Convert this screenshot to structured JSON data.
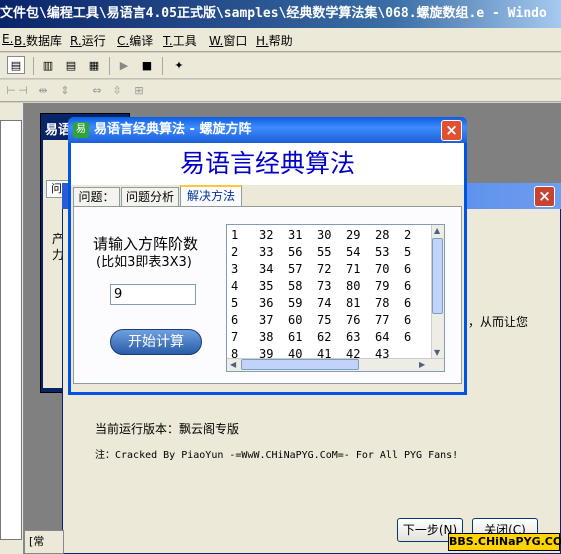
{
  "window": {
    "title": "文件包\\编程工具\\易语言4.05正式版\\samples\\经典数学算法集\\068.螺旋数组.e - Windo"
  },
  "menu": [
    {
      "key": "B.",
      "label": "数据库"
    },
    {
      "key": "R.",
      "label": "运行"
    },
    {
      "key": "C.",
      "label": "编译"
    },
    {
      "key": "T.",
      "label": "工具"
    },
    {
      "key": "W.",
      "label": "窗口"
    },
    {
      "key": "H.",
      "label": "帮助"
    }
  ],
  "menu_first_key": "E.",
  "behind": {
    "editor_title_partial": "易语",
    "editor_tab": "问",
    "editor_text1": "产",
    "editor_text2": "力",
    "big_text": "，从而让您",
    "version_text": "当前运行版本：飘云阁专版",
    "cracked_text": "注：Cracked By PiaoYun -=WwW.CHiNaPYG.CoM=- For All PYG Fans!",
    "next_button": "下一步(N)",
    "close_button": "关闭(C)",
    "bottom_tab": "[常"
  },
  "dialog": {
    "title": "易语言经典算法 - 螺旋方阵",
    "headline": "易语言经典算法",
    "tabs": [
      {
        "label": "问题："
      },
      {
        "label": "问题分析"
      },
      {
        "label": "解决方法"
      }
    ],
    "prompt_line1": "请输入方阵阶数",
    "prompt_line2": "(比如3即表3X3)",
    "input_value": "9",
    "start_button": "开始计算"
  },
  "matrix": [
    [
      "1",
      "32",
      "31",
      "30",
      "29",
      "28",
      "2"
    ],
    [
      "2",
      "33",
      "56",
      "55",
      "54",
      "53",
      "5"
    ],
    [
      "3",
      "34",
      "57",
      "72",
      "71",
      "70",
      "6"
    ],
    [
      "4",
      "35",
      "58",
      "73",
      "80",
      "79",
      "6"
    ],
    [
      "5",
      "36",
      "59",
      "74",
      "81",
      "78",
      "6"
    ],
    [
      "6",
      "37",
      "60",
      "75",
      "76",
      "77",
      "6"
    ],
    [
      "7",
      "38",
      "61",
      "62",
      "63",
      "64",
      "6"
    ],
    [
      "8",
      "39",
      "40",
      "41",
      "42",
      "43",
      ""
    ]
  ],
  "watermark": "BBS.CHiNaPYG.COM",
  "colors": {
    "title_blue": "#0054e3",
    "headline_text": "#0000c8",
    "xp_beige": "#ece9d8"
  }
}
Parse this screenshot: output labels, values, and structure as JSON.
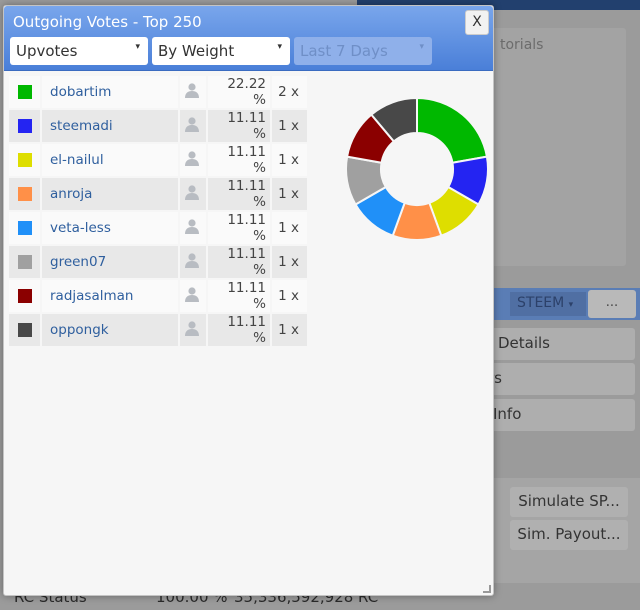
{
  "dialog": {
    "title": "Outgoing Votes - Top 250",
    "close_label": "X",
    "filters": [
      {
        "value": "Upvotes"
      },
      {
        "value": "By Weight"
      },
      {
        "value": "Last 7 Days",
        "disabled": true
      }
    ],
    "rows": [
      {
        "color": "#00b800",
        "name": "dobartim",
        "percent": "22.22 %",
        "count": "2 x",
        "share": 22.22
      },
      {
        "color": "#2424f2",
        "name": "steemadi",
        "percent": "11.11 %",
        "count": "1 x",
        "share": 11.11
      },
      {
        "color": "#dede00",
        "name": "el-nailul",
        "percent": "11.11 %",
        "count": "1 x",
        "share": 11.11
      },
      {
        "color": "#ff9048",
        "name": "anroja",
        "percent": "11.11 %",
        "count": "1 x",
        "share": 11.11
      },
      {
        "color": "#2090f8",
        "name": "veta-less",
        "percent": "11.11 %",
        "count": "1 x",
        "share": 11.11
      },
      {
        "color": "#a0a0a0",
        "name": "green07",
        "percent": "11.11 %",
        "count": "1 x",
        "share": 11.11
      },
      {
        "color": "#8b0000",
        "name": "radjasalman",
        "percent": "11.11 %",
        "count": "1 x",
        "share": 11.11
      },
      {
        "color": "#484848",
        "name": "oppongk",
        "percent": "11.11 %",
        "count": "1 x",
        "share": 11.11
      }
    ]
  },
  "background": {
    "tutorials": "torials",
    "currency": "STEEM",
    "more": "...",
    "buttons": [
      "Details",
      "rs",
      "Info"
    ],
    "simulate_sp": "Simulate SP...",
    "sim_payout": "Sim. Payout...",
    "rc_label": "RC Status",
    "rc_percent": "100.00 %",
    "rc_value": "35,336,592,928 RC"
  }
}
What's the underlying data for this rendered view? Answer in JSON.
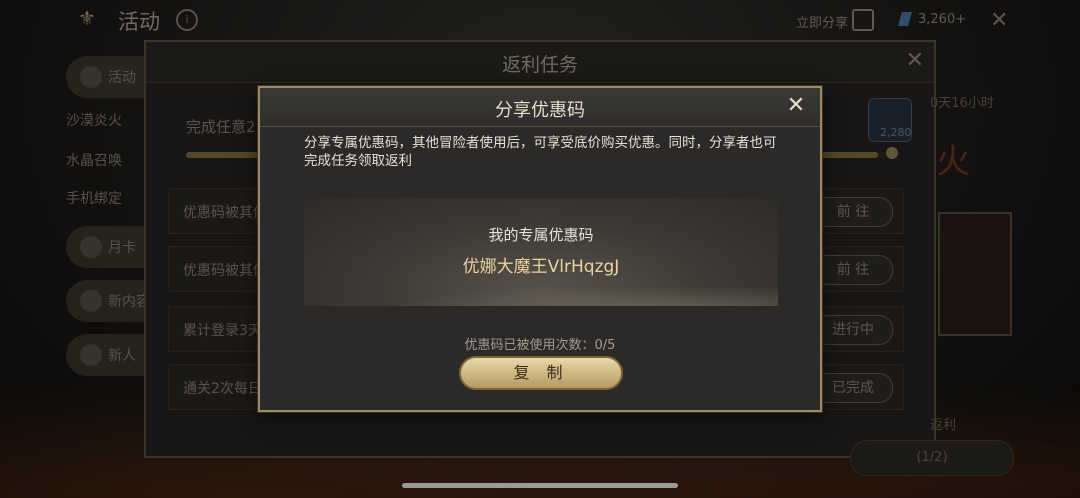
{
  "topbar": {
    "title": "活动",
    "info_icon": "i",
    "share_label": "立即分享",
    "currency": "3,260+",
    "close_icon": "✕"
  },
  "sidebar": {
    "items": [
      {
        "label": "活动"
      },
      {
        "label": "沙漠炎火"
      },
      {
        "label": "水晶召唤"
      },
      {
        "label": "手机绑定"
      },
      {
        "label": "月卡"
      },
      {
        "label": "新内容"
      },
      {
        "label": "新人"
      }
    ]
  },
  "background_panel": {
    "title": "返利任务",
    "progress_label": "完成任意2",
    "progress_fraction": 0.98,
    "reward_count": "2,280",
    "tasks": [
      {
        "label": "优惠码被其他",
        "button": "前 往"
      },
      {
        "label": "优惠码被其他",
        "button": "前 往"
      },
      {
        "label": "累计登录3天",
        "button": "进行中"
      },
      {
        "label": "通关2次每日",
        "button": "已完成"
      }
    ],
    "right_timer": "0天16小时",
    "right_char": "火",
    "right_note": "返利",
    "bottom_button": "(1/2)"
  },
  "modal": {
    "title": "分享优惠码",
    "description": "分享专属优惠码，其他冒险者使用后，可享受底价购买优惠。同时，分享者也可完成任务领取返利",
    "code_heading": "我的专属优惠码",
    "code_value": "优娜大魔王VlrHqzgJ",
    "usage_text": "优惠码已被使用次数：0/5",
    "copy_button": "复 制"
  },
  "colors": {
    "accent_gold": "#b59a63",
    "code_text": "#e9d3a0",
    "modal_border": "#9c8a62"
  },
  "icons": {
    "close": "close-icon",
    "info": "info-icon",
    "share": "share-icon",
    "gem": "gem-icon"
  }
}
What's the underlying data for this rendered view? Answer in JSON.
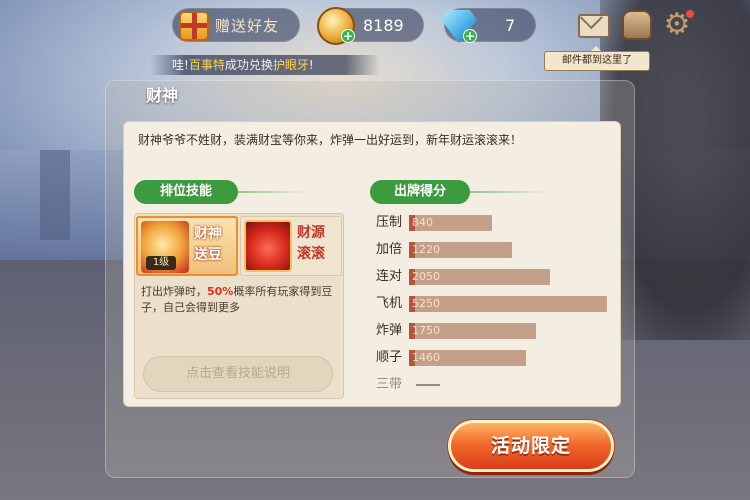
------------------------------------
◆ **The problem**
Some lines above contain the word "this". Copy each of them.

◆ **Answer for the task**
Convert this screenshot to structured JSON data.
Parse this screenshot: output labels, values, and structure as JSON.
What's the underlying data for this rendered view? Answer in JSON.
What's the underlying data for this rendered view? Answer in JSON.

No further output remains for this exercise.